Ola - we make our own proteins - so it doesn't matter what the RDI is. Which is why no one can tell anyone exactly how much to take. Proteins from another organic entity don't/can't work in our bodies - in any way the ones we synthesize naturally and organically do.
Kelli September 23, 2016
Well Ola, I'll just go ahead and preface this by saying I have a PhD in Nutrition. We in fact do need protein, while we can make some of the amino acids (building blocks of protein) we actually can't synthesize all of them, so we call them "essential." The general recommendation is that we need .8 gm of protein for every kilogram of your body weight. so if you weigh 150 lbs, which equals approximately 68 kg, you need ~54 grams of protein a day. And proteins we eat are broken down in our digestive tract to amino acids which are the building blocks of all the proteins in our bodies. They are one of the basic building blocks of life. Now our bodies do recycle a lot of these amino acids when we take apart say enzymes that no longer work and replace them, There is a lot of turnover happening constantly in our body, which is why it's often hard to pinpoint how much you need on a day to day basis.
Ionut B. October 7, 2015
hey, more meat for me.
Lari October 12, 2015
There's always one ...
Carly L. October 3, 2015
"One cup cooked" is not the same as "one cup, cooked". I think most of the protein counts above are off because of a single comma!
Nada P. October 2, 2015
I never tought that protein is missing in vegan diet. On the other hand I wonder how vegans get enough iron and calcium. And also what vegans think about substitutes for cream cheese, mozzarella, mago etc. How often do you use these substitutes?
Lari October 12, 2015
Hi Nada. Most vegans don't use substitutes at all. Being vegan means that you don't eat animal products, so those products simply don't exist in your world. There is no need to substitute anything because there are tonnes of great options for spreads etc that can be made using vegan ingredients. Mayonnaise, in any case, can be made without eggs or dairy, and there are commercial options for this available in stores. As far as the iron / calcum thing goes, it's really not a problem. Head over to these links for more info:


Hope that helps :)
Shawn A. October 1, 2015
Whats the burrito garnish in the red liquid? Pickled onions?
Alaina C. October 1, 2015
This was very helpful, thank you :)
drbabs October 1, 2015
Gena, why did you specify that the almonds have to be raw?
Gena H. October 1, 2015
Hi Dr Babs--they don't have to be! What I should have specified is whole almonds, rather than slivered or sliced (because then it's a different weight). Sorry to confuse.
drbabs October 1, 2015
Thanks for clarifying.
susan G. October 1, 2015
Beans and grains, nuts and seeds.

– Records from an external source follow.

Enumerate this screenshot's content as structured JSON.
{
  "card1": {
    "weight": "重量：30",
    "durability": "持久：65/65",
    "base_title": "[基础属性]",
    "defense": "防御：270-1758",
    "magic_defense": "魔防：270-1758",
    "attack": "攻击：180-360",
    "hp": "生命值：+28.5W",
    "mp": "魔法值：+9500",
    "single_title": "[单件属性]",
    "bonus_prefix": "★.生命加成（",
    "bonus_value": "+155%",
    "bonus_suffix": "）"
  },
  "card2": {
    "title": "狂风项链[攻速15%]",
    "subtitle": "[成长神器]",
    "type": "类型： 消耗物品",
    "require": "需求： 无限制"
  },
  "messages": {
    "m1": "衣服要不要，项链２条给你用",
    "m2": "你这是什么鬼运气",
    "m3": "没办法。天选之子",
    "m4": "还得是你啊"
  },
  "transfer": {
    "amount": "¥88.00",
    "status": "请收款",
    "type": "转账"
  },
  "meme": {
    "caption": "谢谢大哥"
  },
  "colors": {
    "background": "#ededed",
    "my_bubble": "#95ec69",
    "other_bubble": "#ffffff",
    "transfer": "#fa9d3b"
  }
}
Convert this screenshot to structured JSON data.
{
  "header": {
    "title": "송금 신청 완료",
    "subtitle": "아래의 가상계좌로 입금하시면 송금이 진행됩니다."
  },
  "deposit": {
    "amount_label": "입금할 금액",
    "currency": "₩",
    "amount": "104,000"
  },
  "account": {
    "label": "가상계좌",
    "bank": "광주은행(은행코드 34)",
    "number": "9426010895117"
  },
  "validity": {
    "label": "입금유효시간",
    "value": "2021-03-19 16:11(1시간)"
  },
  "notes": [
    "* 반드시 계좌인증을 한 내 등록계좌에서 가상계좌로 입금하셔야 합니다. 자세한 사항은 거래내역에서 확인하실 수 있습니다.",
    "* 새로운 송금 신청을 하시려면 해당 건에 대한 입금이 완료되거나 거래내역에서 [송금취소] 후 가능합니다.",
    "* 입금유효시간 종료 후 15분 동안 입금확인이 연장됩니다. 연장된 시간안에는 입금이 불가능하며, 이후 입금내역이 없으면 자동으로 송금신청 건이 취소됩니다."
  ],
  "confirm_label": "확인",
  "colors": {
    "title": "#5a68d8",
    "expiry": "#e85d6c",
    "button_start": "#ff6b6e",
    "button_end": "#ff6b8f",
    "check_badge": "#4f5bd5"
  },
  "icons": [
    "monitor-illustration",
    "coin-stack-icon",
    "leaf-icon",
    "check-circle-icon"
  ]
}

That was my basic meal plan as a new vegetarian (in the 'complimentary' days) and still is. Add vegetables and fruit and you're all set.
boulangere October 1, 2015
I'm right there with you, Susan G. I have serious nut and soy allergies, so I'm always looking to protein-rich combinations such as beans and rice and beans and corn.